╭─ Information given
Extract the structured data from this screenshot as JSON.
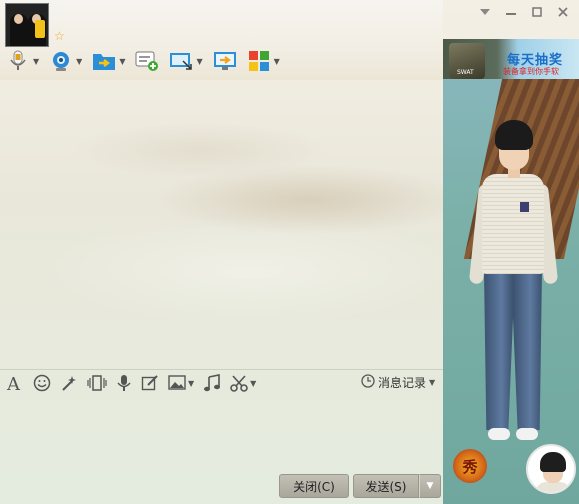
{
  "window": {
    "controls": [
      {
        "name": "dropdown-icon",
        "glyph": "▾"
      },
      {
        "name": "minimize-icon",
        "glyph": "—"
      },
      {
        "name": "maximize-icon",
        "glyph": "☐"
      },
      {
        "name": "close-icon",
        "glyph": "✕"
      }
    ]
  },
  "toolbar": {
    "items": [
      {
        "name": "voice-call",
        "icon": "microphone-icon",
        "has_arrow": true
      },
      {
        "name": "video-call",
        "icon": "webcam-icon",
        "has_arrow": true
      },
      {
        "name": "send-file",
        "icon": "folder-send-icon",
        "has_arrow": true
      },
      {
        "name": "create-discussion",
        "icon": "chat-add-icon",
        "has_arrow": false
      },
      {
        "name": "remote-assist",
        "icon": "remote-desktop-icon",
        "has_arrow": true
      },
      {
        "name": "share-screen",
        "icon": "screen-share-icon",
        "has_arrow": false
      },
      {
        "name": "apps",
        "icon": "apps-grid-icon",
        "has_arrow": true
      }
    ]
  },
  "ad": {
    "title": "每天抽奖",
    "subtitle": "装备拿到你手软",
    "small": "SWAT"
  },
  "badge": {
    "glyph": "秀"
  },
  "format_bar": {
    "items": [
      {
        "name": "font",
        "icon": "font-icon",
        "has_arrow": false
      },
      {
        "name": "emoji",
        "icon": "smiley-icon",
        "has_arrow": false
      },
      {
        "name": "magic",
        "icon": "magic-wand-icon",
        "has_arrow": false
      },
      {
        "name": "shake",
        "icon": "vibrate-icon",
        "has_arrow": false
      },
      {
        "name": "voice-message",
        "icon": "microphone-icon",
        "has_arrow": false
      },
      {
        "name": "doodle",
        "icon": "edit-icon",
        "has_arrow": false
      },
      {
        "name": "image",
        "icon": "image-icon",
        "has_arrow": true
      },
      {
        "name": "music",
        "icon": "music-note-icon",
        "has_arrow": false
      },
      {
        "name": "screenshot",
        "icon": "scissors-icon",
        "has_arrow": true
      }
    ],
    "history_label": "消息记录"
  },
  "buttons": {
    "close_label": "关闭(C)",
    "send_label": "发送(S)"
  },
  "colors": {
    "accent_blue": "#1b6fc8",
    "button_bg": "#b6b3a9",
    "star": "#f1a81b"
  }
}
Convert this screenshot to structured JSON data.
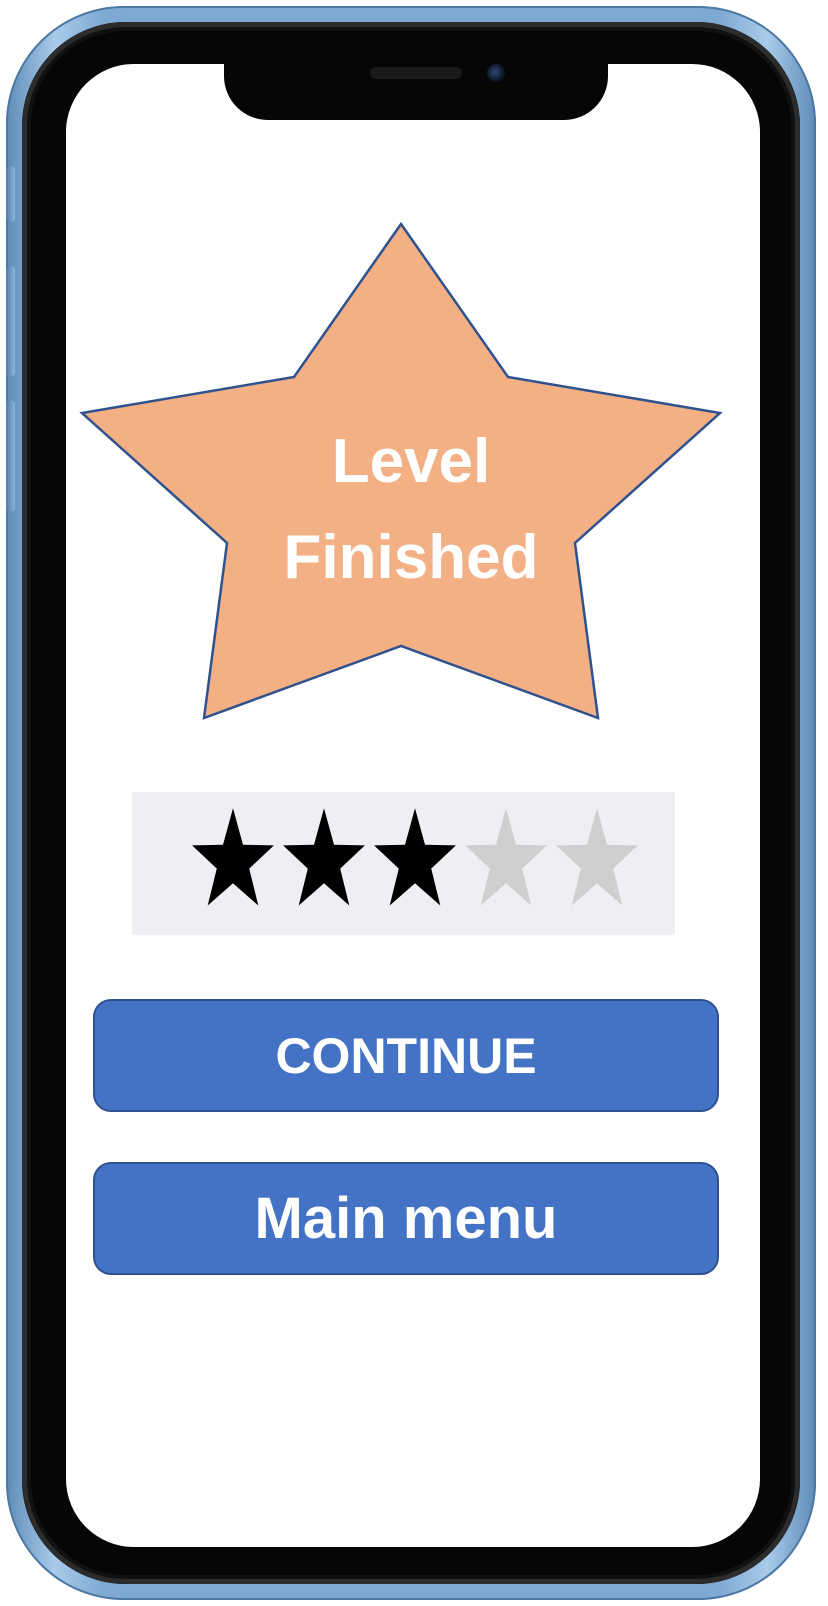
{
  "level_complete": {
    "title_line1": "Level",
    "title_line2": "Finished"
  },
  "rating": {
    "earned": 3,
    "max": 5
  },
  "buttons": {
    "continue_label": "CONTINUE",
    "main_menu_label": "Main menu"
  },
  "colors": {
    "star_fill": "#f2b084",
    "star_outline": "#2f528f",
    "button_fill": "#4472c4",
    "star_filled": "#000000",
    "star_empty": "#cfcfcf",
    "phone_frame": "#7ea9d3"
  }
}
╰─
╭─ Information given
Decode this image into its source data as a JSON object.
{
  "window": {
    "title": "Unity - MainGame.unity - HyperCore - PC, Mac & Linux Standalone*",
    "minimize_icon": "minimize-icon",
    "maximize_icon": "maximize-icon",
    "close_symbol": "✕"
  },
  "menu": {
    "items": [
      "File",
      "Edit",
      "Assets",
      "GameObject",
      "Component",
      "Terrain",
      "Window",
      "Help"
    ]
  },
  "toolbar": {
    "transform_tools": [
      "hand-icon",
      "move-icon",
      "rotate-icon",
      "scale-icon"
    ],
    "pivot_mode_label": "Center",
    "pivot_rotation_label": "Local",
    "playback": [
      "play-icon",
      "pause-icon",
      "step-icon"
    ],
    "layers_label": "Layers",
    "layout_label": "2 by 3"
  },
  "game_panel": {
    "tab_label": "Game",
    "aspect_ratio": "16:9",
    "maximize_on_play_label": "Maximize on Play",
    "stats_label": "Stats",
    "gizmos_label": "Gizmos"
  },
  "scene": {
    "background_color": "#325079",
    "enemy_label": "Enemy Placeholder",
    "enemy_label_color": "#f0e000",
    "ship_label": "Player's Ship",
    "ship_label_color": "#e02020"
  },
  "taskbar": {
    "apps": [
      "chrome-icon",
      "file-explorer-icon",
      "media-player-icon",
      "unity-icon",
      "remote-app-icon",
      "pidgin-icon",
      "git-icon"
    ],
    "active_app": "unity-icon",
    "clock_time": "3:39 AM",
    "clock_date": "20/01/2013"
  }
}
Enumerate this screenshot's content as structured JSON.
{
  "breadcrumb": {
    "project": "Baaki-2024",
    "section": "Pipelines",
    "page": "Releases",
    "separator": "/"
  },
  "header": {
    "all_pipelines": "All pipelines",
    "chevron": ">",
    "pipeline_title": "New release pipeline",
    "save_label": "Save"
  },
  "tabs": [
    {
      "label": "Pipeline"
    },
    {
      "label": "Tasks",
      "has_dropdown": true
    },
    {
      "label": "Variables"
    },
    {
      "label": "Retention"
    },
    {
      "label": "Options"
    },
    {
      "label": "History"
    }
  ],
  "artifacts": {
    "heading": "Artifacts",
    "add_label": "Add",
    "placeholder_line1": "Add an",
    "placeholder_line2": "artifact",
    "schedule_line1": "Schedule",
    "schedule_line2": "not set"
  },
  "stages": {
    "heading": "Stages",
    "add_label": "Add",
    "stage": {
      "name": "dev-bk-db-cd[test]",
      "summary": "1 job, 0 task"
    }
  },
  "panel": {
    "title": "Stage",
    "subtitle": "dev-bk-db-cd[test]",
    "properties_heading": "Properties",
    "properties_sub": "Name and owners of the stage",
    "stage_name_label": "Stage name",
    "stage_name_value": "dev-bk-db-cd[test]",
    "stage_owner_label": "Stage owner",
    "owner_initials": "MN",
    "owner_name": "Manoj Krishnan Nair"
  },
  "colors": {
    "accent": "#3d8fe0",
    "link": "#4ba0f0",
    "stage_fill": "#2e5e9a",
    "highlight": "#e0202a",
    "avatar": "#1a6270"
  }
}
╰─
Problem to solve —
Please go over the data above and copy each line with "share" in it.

Answer area —
        "name": "share-screen",
        "icon": "screen-share-icon",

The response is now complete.